## THE DATA
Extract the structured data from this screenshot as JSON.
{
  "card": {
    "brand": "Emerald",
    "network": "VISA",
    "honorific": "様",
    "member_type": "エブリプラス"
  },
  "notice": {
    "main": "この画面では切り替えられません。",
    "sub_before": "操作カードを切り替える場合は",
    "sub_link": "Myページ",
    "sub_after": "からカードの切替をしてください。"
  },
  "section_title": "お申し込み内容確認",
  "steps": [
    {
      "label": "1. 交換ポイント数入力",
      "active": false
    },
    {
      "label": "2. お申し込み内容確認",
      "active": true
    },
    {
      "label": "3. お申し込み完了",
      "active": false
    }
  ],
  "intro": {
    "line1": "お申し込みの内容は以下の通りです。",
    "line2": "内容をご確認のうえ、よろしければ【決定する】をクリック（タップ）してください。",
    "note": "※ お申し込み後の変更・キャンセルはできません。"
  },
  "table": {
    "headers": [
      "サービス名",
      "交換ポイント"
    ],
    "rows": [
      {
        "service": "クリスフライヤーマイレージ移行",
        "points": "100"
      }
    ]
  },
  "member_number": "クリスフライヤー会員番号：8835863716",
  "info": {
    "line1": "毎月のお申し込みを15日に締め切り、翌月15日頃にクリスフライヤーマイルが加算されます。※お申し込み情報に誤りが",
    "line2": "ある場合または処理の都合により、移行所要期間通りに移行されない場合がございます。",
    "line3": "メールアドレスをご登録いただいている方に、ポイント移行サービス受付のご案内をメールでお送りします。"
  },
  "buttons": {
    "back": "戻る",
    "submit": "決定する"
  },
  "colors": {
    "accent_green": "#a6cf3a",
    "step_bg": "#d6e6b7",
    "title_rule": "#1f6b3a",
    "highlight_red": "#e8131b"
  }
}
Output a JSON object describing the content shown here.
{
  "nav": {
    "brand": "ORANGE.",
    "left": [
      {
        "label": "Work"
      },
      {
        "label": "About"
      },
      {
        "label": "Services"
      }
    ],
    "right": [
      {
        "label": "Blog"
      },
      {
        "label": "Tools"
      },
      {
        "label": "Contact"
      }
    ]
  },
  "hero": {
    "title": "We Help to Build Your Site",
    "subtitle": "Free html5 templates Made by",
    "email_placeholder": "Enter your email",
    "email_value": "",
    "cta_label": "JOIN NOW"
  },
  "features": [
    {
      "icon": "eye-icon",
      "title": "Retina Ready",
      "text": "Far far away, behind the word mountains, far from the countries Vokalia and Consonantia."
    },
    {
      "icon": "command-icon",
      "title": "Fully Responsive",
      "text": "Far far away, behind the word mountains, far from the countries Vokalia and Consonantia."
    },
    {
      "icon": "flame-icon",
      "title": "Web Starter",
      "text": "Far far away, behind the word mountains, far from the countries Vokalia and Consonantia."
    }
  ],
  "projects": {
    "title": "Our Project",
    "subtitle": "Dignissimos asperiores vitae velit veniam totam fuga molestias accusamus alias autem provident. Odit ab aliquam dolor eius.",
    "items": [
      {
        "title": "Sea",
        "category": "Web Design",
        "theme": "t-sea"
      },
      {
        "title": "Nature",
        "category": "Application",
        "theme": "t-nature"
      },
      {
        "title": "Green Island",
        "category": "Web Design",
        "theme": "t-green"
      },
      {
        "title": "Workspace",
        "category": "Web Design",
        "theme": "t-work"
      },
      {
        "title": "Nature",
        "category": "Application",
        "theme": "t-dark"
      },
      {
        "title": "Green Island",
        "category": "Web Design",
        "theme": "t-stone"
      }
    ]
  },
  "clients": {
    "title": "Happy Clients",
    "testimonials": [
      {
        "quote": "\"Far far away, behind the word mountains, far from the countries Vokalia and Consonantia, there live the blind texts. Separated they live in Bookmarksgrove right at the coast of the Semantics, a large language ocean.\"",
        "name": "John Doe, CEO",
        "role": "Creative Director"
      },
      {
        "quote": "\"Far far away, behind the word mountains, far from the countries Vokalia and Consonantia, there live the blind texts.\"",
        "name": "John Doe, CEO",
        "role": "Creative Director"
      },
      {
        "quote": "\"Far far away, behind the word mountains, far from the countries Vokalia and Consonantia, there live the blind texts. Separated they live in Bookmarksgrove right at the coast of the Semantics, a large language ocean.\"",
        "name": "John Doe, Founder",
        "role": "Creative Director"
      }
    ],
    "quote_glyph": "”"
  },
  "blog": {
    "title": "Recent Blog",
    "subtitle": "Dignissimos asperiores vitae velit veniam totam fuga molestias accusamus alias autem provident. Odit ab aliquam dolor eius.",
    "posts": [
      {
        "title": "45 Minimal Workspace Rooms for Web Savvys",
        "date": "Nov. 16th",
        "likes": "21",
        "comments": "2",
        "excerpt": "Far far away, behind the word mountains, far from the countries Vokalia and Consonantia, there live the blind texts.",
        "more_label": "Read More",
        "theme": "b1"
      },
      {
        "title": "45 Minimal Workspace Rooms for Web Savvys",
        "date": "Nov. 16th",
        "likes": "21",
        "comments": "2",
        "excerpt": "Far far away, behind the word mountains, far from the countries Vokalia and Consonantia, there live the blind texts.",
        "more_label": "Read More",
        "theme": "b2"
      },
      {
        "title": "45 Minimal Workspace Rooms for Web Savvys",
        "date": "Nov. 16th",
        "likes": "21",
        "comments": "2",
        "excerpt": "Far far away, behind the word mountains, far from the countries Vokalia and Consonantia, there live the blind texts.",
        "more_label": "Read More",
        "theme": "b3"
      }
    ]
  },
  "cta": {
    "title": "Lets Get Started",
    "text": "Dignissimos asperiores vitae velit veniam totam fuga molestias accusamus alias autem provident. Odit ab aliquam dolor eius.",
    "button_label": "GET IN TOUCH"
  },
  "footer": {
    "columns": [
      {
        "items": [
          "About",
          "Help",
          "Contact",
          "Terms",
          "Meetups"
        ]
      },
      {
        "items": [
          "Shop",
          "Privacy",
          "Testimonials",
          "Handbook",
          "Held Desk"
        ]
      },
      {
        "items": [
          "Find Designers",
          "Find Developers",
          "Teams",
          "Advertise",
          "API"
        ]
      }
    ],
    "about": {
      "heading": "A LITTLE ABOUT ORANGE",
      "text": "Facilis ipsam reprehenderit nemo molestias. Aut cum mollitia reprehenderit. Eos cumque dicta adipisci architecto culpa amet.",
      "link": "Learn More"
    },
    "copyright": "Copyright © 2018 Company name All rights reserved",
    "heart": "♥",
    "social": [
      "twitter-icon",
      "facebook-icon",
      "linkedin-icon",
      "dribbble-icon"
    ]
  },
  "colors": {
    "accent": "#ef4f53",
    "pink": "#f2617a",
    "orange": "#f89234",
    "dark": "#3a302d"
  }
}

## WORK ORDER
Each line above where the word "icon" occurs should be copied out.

## YOUR SOLUTION
      "icon": "eye-icon",
      "icon": "command-icon",
      "icon": "flame-icon",
      "twitter-icon",
      "facebook-icon",
      "linkedin-icon",
      "dribbble-icon"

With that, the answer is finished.